It is 2:30 AM on June 22nd in Russia and the sun is rising. My bottle of Руский Стандарт Водка Platinum runs dangerously low, we are in the midst of the greatest financial crisis in 80 years, and in five months I will be out of a job. Thank God.

Circus at its best is an oxymoron - placing what is genuine and real onstage before a paying audience. Its machinery is its acrobats and their collective experience is its only fuel - the essence of what they put before you night after night until their last, anonymous, dying breath.

If today’s world is a cloak of artificial knowledge which deadens our drive to seek out the archaic and unknowable, why shouldn’t it be philosophical acrobats who lift up the corner of that veil and venture forth to lose themselves in the catacombs of homeless, visceral bliss? Their lives are already dedicated to self-reliance, self-denial, and self-knowledge, so why not put themselves to the test in the real world as onstage? Their own future depends on re-exploring and resurrecting a whole world at risk of being forgotten - for the future of circus itself is to be found in the very stories they will tell.

Tanabe James
Wormser Gérard masculin
A Gypsy Future
Tanabe James
Département des littératures de langue française
Sens public 2010-07-09

A title, even “Artistic Director for Cirque du Soleil”, barely summarizes all the dimensions of James Tanabe. A graduate of the Massachusetts Institute of Technology (MIT) where he triple-majored in Planetary Science, Physics, and Biology, he seemed destined to continue his work at NASA or at the prestigious Mayo Clinic. However, he drops everything to join the National Circus School of Montreal in 2001 and graduates in 2004. After performing in several shows around the world, he co-founds New Circus Asia in 2007, which produces its own shows in almost every country between Istanbul and Tokyo. Cirque du Soleil spots him and hires him as an Artistic Director in 2009, the youngest one ever hired to that position. A polyglot, he pursues his wandering all around the world and those who were privileged enough to read his writings about his voyages know he is also among the most gifted writers of his generation. At the request of Sens Public, he shared a few thoughts about the future of circus.

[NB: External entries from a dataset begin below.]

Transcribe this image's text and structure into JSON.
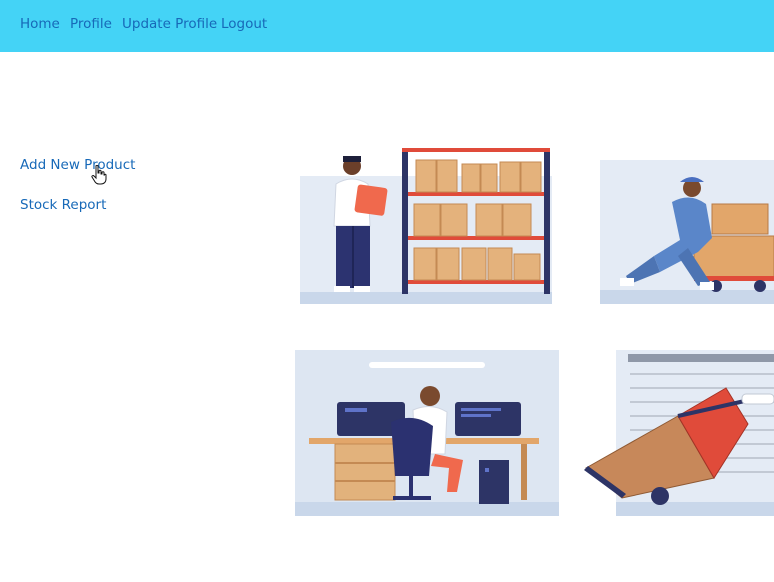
{
  "navbar": {
    "items": [
      {
        "label": "Home"
      },
      {
        "label": "Profile"
      },
      {
        "label": "Update Profile"
      },
      {
        "label": "Logout"
      }
    ],
    "background": "#44d3f6",
    "link_color": "#1769b8"
  },
  "sidebar": {
    "items": [
      {
        "label": "Add New Product"
      },
      {
        "label": "Stock Report"
      }
    ]
  },
  "cursor": {
    "icon": "hand-pointer-icon"
  },
  "illustrations": [
    {
      "icon": "warehouse-clipboard-shelves-icon"
    },
    {
      "icon": "worker-pushing-cart-icon"
    },
    {
      "icon": "office-computer-desk-icon"
    },
    {
      "icon": "hand-truck-boxes-icon"
    }
  ]
}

Un titre, même si c’est celui de directeur artistique du Cirque du Soleil, aurait du mal à cerner toutes les facettes de James Tanabe. Diplômé du Massachusetts Institute of Technology (MIT) en physique, biologie et planétologie, ses études devaient le mener à la NASA ou à la prestigieuse Mayo Clinic. Au lieu de cela, il laisse tout tomber pour apprendre, à partir de 2001, le métier d’acrobate à l'École Nationale du Cirque de Montréal. Après en être sorti en 2004 et s’être produit dans plusieurs spectacles à travers le monde, il cofonde New Circus Asia en 2007 et monte ses propres productions dans la plupart des pays situés entre Istanbul et Tokyo. Le Cirque du Soleil le repère et l’embauche en 2009 comme directeur artistique, le plus jeune de l’histoire de la légendaire compagnie. Polyglotte, à l’aise partout, l’homme poursuit son errance à travers le monde, et ceux qui ont eu le privilège de lire ses écrits sur ses vagabondages savent qu’il est également parmi les écrivains les plus doués de sa génération. A la demande de Sens Public, il esquisse ici quelques réflexions sur le devenir du cirque.

Récit, voyage